* [Aim of the task]: Copy down all of the data underneath, exactly as shown.

(Data records for software interfaces)
********************
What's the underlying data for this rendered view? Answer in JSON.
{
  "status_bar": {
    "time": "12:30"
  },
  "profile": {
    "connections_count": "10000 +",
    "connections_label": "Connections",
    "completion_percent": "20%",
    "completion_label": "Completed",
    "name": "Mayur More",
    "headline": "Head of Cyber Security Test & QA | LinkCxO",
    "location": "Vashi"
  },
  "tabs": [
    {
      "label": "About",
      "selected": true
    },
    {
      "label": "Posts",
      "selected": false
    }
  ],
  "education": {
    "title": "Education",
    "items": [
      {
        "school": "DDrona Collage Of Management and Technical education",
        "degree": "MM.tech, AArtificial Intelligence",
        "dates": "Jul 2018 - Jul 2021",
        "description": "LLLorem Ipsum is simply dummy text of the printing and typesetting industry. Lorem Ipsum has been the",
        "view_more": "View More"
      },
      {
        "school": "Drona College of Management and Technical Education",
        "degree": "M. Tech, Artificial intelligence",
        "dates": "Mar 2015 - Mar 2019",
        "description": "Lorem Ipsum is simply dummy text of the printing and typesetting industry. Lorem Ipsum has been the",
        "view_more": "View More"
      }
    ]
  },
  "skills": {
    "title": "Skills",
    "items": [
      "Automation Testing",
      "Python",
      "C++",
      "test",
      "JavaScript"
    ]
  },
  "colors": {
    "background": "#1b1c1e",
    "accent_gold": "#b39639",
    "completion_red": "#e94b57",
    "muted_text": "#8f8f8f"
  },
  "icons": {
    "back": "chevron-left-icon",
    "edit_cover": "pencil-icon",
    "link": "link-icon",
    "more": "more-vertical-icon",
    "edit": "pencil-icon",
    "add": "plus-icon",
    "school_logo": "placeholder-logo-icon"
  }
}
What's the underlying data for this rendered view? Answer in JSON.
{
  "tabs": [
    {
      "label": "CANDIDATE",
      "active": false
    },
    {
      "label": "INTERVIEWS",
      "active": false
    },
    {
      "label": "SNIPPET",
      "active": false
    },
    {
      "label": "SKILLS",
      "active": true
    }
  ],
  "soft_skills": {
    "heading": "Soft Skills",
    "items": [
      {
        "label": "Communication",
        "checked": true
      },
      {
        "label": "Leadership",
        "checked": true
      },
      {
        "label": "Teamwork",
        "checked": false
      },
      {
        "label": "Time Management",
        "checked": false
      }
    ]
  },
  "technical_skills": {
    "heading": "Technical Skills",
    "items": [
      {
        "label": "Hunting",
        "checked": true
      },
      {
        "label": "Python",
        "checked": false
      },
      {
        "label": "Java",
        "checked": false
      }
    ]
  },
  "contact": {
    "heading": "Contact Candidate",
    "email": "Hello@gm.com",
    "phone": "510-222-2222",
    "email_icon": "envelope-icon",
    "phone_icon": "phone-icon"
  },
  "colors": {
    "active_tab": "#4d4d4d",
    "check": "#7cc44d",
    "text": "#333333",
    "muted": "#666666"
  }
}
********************
* [Reply to the exercise]:
What's the underlying data for this rendered view? Answer in JSON.
{
  "status_bar": {
    "time": "12:30"
  },
  "profile": {
    "connections_count": "10000 +",
    "connections_label": "Connections",
    "completion_percent": "20%",
    "completion_label": "Completed",
    "name": "Mayur More",
    "headline": "Head of Cyber Security Test & QA | LinkCxO",
    "location": "Vashi"
  },
  "tabs": [
    {
      "label": "About",
      "selected": true
    },
    {
      "label": "Posts",
      "selected": false
    }
  ],
  "education": {
    "title": "Education",
    "items": [
      {
        "school": "DDrona Collage Of Management and Technical education",
        "degree": "MM.tech, AArtificial Intelligence",
        "dates": "Jul 2018 - Jul 2021",
        "description": "LLLorem Ipsum is simply dummy text of the printing and typesetting industry. Lorem Ipsum has been the",
        "view_more": "View More"
      },
      {
        "school": "Drona College of Management and Technical Education",
        "degree": "M. Tech, Artificial intelligence",
        "dates": "Mar 2015 - Mar 2019",
        "description": "Lorem Ipsum is simply dummy text of the printing and typesetting industry. Lorem Ipsum has been the",
        "view_more": "View More"
      }
    ]
  },
  "skills": {
    "title": "Skills",
    "items": [
      "Automation Testing",
      "Python",
      "C++",
      "test",
      "JavaScript"
    ]
  },
  "colors": {
    "background": "#1b1c1e",
    "accent_gold": "#b39639",
    "completion_red": "#e94b57",
    "muted_text": "#8f8f8f"
  },
  "icons": {
    "back": "chevron-left-icon",
    "edit_cover": "pencil-icon",
    "link": "link-icon",
    "more": "more-vertical-icon",
    "edit": "pencil-icon",
    "add": "plus-icon",
    "school_logo": "placeholder-logo-icon"
  }
}
What's the underlying data for this rendered view? Answer in JSON.
{
  "tabs": [
    {
      "label": "CANDIDATE",
      "active": false
    },
    {
      "label": "INTERVIEWS",
      "active": false
    },
    {
      "label": "SNIPPET",
      "active": false
    },
    {
      "label": "SKILLS",
      "active": true
    }
  ],
  "soft_skills": {
    "heading": "Soft Skills",
    "items": [
      {
        "label": "Communication",
        "checked": true
      },
      {
        "label": "Leadership",
        "checked": true
      },
      {
        "label": "Teamwork",
        "checked": false
      },
      {
        "label": "Time Management",
        "checked": false
      }
    ]
  },
  "technical_skills": {
    "heading": "Technical Skills",
    "items": [
      {
        "label": "Hunting",
        "checked": true
      },
      {
        "label": "Python",
        "checked": false
      },
      {
        "label": "Java",
        "checked": false
      }
    ]
  },
  "contact": {
    "heading": "Contact Candidate",
    "email": "Hello@gm.com",
    "phone": "510-222-2222",
    "email_icon": "envelope-icon",
    "phone_icon": "phone-icon"
  },
  "colors": {
    "active_tab": "#4d4d4d",
    "check": "#7cc44d",
    "text": "#333333",
    "muted": "#666666"
  }
}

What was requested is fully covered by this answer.